Ramaphosa tests positive for Covid-19
President Cyril Ramaphosa has tested positive for Covid-19 and is receiving treatment for mild symptoms.
Minister in the Presidency Mondli Gungubele said in a statement on Sunday evening that Ramaphosa tested positive today after he started feeling unwell when he left the State Memorial Service in honour of former Deputy President FW de Klerk.
Ramaphosa is self-isolating in Cape Town, where the memorial was held.
“The President is in good spirits but is being monitored by the South African Military Health Service of the South African National Defence Force,” the Presidency stated.
He has delegated all responsibilities to Deputy President David Mabuza for the next week.
“On his recent visit to four West African states, President Ramaphosa and the South African delegation were tested for Covid-19 in all countries,” the Presidency assured.
“The President and the delegation returned to South Africa from the Republic of Senegal on Wednesday, 8 December 2021, after obtaining negative test results. The President also tested negative on his return to Johannesburg on 8 December.”
The Presidency also assured that De Klerk’s memorial service today was undertaken in compliance with health regulations pertaining to hand hygiene, the wearing of face masks, and social distancing.
“President Ramaphosa says his own infection serves as a caution to all people in the country to be vaccinated and remain vigilant against exposure.
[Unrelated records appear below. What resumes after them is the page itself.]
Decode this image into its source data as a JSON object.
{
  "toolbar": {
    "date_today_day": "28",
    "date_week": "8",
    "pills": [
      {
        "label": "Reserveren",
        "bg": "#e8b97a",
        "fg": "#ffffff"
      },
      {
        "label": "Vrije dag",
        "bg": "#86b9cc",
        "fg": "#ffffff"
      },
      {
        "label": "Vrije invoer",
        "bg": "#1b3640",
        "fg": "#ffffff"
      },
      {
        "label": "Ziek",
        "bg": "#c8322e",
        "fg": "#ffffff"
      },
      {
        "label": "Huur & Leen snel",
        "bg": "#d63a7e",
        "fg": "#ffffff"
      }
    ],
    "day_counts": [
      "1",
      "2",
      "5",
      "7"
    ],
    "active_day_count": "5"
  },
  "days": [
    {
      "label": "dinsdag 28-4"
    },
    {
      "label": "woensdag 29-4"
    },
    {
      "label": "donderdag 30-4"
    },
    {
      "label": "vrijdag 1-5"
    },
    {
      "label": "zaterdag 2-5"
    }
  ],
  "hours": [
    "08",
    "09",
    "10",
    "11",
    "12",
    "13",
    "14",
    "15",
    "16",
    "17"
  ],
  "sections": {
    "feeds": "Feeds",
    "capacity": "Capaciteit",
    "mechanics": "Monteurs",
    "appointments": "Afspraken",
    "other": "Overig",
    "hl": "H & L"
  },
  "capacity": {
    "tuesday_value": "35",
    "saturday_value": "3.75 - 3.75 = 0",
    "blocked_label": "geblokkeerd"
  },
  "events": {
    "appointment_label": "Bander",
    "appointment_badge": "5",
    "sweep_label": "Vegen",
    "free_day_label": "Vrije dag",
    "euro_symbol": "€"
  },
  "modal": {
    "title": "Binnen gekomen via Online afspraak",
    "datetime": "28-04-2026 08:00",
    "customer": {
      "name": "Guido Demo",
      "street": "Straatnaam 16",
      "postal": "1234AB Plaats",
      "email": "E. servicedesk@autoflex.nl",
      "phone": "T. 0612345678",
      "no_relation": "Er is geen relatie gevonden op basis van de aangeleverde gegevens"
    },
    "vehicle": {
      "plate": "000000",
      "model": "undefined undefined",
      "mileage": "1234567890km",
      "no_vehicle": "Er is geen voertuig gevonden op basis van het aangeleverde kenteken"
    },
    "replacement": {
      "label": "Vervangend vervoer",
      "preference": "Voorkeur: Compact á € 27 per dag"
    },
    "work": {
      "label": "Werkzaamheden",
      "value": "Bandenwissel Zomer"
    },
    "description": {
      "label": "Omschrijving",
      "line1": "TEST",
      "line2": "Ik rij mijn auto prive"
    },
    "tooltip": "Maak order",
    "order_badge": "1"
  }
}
Vaccination remains the best protection against severe illness and hospitalisation,” said Gungubele.
“People who have had contact with the President today are advised to watch for symptoms or to have themselves tested.
South Africa recorded 18,035 daily coronavirus cases as a fourth wave of infections fueled by the omicron variant rips through the nation.
The country also recorded 19,840 “retrospective” positive test results that hadn’t been included in earlier totals, the data from the National Institute for Communicable Diseases showed in a statement on Sunday. Of the tests conducted on Sunday, 28.9% were positive.
The continued high rate of infections comes as the nation’s economy contracted more than expected in the third quarter and the unemployment rate surged to a new high of 34.9%. That will make it difficult for President Cyril Ramaphosa to place the country on a stricter form of lockdown when his meets with his cabinet to discuss the issue.
The figures also reduce the chance that more than 90 nations that banned travel to and from South Africa will lift the restrictions. PwC estimates the bans could cost the country as much as 6.5 billion rand ($407 million) in potential foreign revenue, placing pressure on growth in the fourth quarter.
Most of the infections with the variant have so far been in Gauteng, the province where Johannesburg and the capital, Pretoria, are located. It recorded 42% of the new cases, followed by KwaZulu-Natal at 16% and the Western Cape tallying 13%.
South Africa’s official death toll of over 90,000 and about 3.2 million cases make it the country hardest hit by the virus in Africa, although testing and accurate recording of the causes of fatalities is weak across much of the continent. A number of its neighbors, including Zimbabwe, are also in the grip of a fourth wave of coronavirus infections and vaccine rollouts are slow.